Lot’s wife had a “near-life experience” and like the rich young ruler, she failed to take advantage of it. Abraham’s bargaining with God for the city, and God’s gracious provision to bring Lot’s family out of the city went for naught. Lot’s wife had life in her grasp and by her disobedience she let it slip away from her.

The lesson for us to consider is a simple one. The opportunity for eternal life is before us in the message of the gospel as it is declared in the scriptures and proclaimed by God’s people. It is offered to us freely if we are willing to see it and to obey what God requires for us to receive it. There is usually some joy in a “near-death” story, but there is no joy in a “near-life” event. Don’t ignore the eternal life for which the Lord Jesus Christ shed His blood. Say, “Yes” to eternal life by obeying the gospel today, for tomorrow is promised to no one.

Where Were You?

After Job and his friends had argued at length about the reason for the calamities that befallen Job, God spoke to finally set the record straight.  As God began speaking He directed His attention to Job and asked him a pointed question.  In Job 38:4 God said, “Where were you when I laid the foundation of the earth?  Tell Me, if you have understanding.”

This simple question drew Job and his friends back to the basics.  While they had argued long and hard about Job’s condition and God’s attitudes toward mankind, they had lost sight of the most important aspect of all.  They were not God.  They had done nothing to create or to sustain the world about which they had so forcefully spoken.  Neither did they no much about God Himself.  

God’s discourse over the next few chapters put them all in mind of who He was and is, and what He had done to create and sustain the world in which they lived.  When the Lord finished speaking, Job confessed, “I know that You can do all things, and that no purpose of course can be thwarted.  Who is this that hides counsel without knowledge  Therefore I have declared that which I did not understand, things too wonderful for me, which I did not know” (Job 42:2-3).

Job’s confession demonstrated the personal character about which God bragged to Satan at the beginning of this book (Job 1:8).  Job, in this simple fashion, acknowledged the awesome power and majesty of Almighty God.  He declared that God, alone, is great and that the musings of himself and his friends were weak and pitiful in comparison.

This incident calls to mind the proud declarations of unbelievers today who seem to go out of their way to discount or call into question the power of God.  In places of natural beauty, such as the Grand Canyon or the lonely buttes of Monument Valley, AZ, they speak glibly about the lengthy processes of wind and rain erosion which created these marvels.  If one raises the prospect of God’s hand in making such things, the response is regrettably negative.  
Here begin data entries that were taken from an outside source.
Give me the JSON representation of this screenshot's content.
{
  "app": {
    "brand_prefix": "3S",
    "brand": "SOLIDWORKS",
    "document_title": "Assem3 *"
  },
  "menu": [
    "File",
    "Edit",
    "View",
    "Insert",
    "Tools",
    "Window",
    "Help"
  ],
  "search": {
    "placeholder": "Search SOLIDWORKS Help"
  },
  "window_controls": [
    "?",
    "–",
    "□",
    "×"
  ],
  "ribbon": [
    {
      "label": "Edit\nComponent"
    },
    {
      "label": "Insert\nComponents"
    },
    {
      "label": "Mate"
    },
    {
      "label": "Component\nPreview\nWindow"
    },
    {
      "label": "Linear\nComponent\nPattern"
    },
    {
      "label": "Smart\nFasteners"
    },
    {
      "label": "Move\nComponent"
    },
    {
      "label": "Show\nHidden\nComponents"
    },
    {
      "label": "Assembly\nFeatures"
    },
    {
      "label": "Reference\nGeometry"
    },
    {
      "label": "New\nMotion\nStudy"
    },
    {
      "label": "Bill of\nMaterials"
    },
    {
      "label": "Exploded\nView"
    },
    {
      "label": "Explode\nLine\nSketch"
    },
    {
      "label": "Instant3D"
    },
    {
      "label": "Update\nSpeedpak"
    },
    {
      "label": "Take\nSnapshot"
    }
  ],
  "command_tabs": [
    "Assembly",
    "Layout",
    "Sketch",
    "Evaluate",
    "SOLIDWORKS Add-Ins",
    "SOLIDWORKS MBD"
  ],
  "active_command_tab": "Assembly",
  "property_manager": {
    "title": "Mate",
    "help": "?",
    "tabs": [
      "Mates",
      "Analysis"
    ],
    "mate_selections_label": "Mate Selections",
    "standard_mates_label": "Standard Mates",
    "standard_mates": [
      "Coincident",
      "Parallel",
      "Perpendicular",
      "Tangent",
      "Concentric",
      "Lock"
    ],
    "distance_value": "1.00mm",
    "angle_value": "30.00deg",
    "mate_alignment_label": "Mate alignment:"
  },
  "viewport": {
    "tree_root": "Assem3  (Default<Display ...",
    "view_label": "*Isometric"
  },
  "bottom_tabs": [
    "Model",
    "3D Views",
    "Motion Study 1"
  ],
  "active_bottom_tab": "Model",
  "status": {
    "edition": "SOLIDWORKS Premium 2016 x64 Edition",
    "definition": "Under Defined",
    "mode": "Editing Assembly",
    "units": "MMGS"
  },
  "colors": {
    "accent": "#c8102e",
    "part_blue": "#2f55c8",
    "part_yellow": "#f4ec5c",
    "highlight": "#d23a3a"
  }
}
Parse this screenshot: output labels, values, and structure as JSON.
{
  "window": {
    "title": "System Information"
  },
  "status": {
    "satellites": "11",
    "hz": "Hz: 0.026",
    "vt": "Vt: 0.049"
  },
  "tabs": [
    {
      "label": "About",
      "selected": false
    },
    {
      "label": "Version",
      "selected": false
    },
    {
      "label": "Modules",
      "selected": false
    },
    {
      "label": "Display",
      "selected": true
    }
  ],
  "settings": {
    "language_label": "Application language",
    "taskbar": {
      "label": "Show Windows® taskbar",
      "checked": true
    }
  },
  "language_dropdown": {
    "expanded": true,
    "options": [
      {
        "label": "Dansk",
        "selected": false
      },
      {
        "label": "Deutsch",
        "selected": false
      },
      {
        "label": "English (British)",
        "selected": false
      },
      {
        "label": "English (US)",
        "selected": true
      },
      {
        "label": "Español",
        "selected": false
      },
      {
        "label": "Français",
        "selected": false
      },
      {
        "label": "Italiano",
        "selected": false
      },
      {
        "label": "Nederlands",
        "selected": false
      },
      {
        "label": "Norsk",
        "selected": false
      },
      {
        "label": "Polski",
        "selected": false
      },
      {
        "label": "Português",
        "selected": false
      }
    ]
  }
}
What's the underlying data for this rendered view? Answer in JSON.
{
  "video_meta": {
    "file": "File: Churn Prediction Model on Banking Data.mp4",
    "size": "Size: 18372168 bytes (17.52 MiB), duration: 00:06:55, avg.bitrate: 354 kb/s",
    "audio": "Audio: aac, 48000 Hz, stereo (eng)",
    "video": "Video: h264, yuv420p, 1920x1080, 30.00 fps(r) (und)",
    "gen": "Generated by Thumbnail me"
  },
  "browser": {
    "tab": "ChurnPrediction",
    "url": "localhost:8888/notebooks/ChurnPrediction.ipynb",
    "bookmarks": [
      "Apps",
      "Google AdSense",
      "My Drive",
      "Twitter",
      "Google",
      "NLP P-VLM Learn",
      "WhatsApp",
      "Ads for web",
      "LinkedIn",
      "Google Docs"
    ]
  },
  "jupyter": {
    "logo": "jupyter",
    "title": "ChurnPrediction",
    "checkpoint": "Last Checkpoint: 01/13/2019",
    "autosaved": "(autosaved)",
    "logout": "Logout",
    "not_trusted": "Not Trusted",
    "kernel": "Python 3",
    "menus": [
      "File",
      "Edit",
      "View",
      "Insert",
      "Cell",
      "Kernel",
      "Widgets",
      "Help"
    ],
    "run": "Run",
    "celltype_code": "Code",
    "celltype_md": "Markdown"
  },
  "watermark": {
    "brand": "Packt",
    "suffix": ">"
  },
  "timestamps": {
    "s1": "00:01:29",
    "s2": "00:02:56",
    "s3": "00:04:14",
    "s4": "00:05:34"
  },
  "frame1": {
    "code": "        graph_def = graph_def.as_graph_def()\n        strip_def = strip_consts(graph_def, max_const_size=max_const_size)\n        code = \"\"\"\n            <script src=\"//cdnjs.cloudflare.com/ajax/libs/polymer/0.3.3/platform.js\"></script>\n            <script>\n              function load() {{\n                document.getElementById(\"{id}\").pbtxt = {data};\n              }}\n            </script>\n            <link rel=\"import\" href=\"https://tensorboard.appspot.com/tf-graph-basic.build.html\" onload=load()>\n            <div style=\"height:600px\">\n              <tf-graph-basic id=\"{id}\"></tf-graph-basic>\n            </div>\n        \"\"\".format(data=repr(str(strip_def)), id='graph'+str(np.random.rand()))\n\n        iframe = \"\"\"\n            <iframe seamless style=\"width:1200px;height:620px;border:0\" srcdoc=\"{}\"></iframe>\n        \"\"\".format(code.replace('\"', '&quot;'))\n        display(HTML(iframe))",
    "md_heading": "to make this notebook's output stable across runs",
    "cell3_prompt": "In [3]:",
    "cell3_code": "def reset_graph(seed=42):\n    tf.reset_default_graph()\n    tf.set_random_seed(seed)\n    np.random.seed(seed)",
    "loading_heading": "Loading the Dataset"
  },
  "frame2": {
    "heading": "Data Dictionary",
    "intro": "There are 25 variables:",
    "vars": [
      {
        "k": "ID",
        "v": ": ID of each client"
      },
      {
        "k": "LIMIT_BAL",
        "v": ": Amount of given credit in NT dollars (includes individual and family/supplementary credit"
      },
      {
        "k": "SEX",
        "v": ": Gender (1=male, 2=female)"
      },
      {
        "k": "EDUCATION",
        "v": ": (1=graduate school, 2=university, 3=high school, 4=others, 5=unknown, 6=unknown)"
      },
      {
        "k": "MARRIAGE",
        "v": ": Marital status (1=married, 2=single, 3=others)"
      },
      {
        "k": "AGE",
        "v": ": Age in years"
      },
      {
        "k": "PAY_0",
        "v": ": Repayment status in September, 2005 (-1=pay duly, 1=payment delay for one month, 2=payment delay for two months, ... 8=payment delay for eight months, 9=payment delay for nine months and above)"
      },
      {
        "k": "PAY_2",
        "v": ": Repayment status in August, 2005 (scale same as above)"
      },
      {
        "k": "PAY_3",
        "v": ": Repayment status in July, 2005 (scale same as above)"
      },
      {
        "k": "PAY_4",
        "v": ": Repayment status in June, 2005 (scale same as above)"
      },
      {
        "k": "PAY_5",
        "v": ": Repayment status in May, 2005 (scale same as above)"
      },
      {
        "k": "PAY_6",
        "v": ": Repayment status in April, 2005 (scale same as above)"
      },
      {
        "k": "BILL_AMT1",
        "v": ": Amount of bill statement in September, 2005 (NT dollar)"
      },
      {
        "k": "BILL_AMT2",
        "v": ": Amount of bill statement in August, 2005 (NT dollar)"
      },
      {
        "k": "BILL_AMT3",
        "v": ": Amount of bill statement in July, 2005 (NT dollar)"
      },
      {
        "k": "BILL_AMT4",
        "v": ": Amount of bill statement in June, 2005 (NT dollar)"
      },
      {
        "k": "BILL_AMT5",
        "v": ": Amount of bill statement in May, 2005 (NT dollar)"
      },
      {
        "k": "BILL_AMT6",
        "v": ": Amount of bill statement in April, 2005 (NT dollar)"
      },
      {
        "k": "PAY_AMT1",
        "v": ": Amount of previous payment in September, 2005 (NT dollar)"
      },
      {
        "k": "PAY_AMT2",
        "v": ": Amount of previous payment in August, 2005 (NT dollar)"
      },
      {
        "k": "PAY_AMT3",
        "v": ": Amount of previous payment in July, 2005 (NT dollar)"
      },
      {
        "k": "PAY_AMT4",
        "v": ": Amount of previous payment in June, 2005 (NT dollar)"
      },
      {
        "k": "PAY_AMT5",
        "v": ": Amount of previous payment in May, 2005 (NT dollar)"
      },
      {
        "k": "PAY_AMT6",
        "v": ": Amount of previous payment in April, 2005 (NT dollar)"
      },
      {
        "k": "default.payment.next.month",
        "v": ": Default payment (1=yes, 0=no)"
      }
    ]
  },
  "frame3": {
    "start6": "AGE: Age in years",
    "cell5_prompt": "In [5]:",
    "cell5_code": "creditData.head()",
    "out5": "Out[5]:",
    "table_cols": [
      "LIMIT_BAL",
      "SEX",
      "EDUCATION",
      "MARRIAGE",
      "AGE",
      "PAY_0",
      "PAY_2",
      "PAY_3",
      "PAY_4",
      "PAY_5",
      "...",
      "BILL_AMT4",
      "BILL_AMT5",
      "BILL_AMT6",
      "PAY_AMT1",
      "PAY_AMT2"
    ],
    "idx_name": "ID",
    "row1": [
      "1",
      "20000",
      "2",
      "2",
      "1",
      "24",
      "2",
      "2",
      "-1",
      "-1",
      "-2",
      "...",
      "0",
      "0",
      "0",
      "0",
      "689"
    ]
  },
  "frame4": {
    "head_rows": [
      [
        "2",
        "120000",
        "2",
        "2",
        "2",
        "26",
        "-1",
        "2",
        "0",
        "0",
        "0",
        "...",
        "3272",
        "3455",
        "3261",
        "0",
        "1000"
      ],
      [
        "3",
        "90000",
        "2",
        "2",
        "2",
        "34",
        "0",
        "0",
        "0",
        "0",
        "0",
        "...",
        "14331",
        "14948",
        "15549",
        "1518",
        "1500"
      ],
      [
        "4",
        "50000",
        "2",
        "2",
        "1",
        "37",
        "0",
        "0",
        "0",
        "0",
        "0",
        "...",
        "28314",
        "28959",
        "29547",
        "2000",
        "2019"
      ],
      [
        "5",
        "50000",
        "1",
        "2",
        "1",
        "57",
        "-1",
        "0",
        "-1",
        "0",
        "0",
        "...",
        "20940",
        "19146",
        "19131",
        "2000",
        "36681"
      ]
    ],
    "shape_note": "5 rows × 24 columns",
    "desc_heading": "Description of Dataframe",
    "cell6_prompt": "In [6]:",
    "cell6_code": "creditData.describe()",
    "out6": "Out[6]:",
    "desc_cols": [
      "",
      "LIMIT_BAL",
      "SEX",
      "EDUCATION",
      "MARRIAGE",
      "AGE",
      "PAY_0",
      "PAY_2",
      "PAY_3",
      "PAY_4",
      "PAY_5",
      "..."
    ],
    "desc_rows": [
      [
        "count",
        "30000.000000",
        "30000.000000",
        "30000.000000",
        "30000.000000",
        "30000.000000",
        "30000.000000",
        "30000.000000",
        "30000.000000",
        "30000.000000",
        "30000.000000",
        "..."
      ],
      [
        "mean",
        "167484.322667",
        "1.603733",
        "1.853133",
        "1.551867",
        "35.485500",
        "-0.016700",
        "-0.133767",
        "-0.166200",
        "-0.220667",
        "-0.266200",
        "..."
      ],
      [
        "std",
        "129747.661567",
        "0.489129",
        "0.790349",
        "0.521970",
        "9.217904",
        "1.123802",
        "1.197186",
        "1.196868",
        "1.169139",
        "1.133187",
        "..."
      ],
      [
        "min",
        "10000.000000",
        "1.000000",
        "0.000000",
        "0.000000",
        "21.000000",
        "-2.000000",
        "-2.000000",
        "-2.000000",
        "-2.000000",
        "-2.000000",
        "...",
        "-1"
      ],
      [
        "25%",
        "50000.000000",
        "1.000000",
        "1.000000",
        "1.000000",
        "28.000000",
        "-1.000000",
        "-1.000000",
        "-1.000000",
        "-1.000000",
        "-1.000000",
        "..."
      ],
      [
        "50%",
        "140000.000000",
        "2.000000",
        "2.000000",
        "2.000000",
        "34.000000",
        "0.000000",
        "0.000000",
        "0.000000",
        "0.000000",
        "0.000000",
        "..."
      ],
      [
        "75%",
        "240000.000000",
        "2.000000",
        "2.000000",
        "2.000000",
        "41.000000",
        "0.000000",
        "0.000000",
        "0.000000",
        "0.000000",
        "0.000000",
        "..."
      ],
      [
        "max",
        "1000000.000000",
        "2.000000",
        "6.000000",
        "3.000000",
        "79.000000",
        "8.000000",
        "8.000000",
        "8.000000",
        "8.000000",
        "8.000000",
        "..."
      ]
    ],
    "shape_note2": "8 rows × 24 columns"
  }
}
So also for the stars in the heavens and the wonders of human life.  The unbelievers argue forcefully and arrogantly about “Mother Nature” and the “fact” of human evolution.  They browbeat those who attribute these things to the hand of Almighty God.  And one wonders if God the Father, looking down on us, isn’t saying, “Where were you?”, when He did them all.

King David wrote, “The fool has said in his heart, ‘There is no God.'” (Psa. 14:1).  The leaders of the Jews attributed the signs of our Lord Jesus to the power of Beelzebul (Mt. 12:24).  Sadly, there are still such people around us today.  One cannot deny the power and work of God and be pleasing to Him.  One may not believe in the hereafter, but God’s word declares its reality.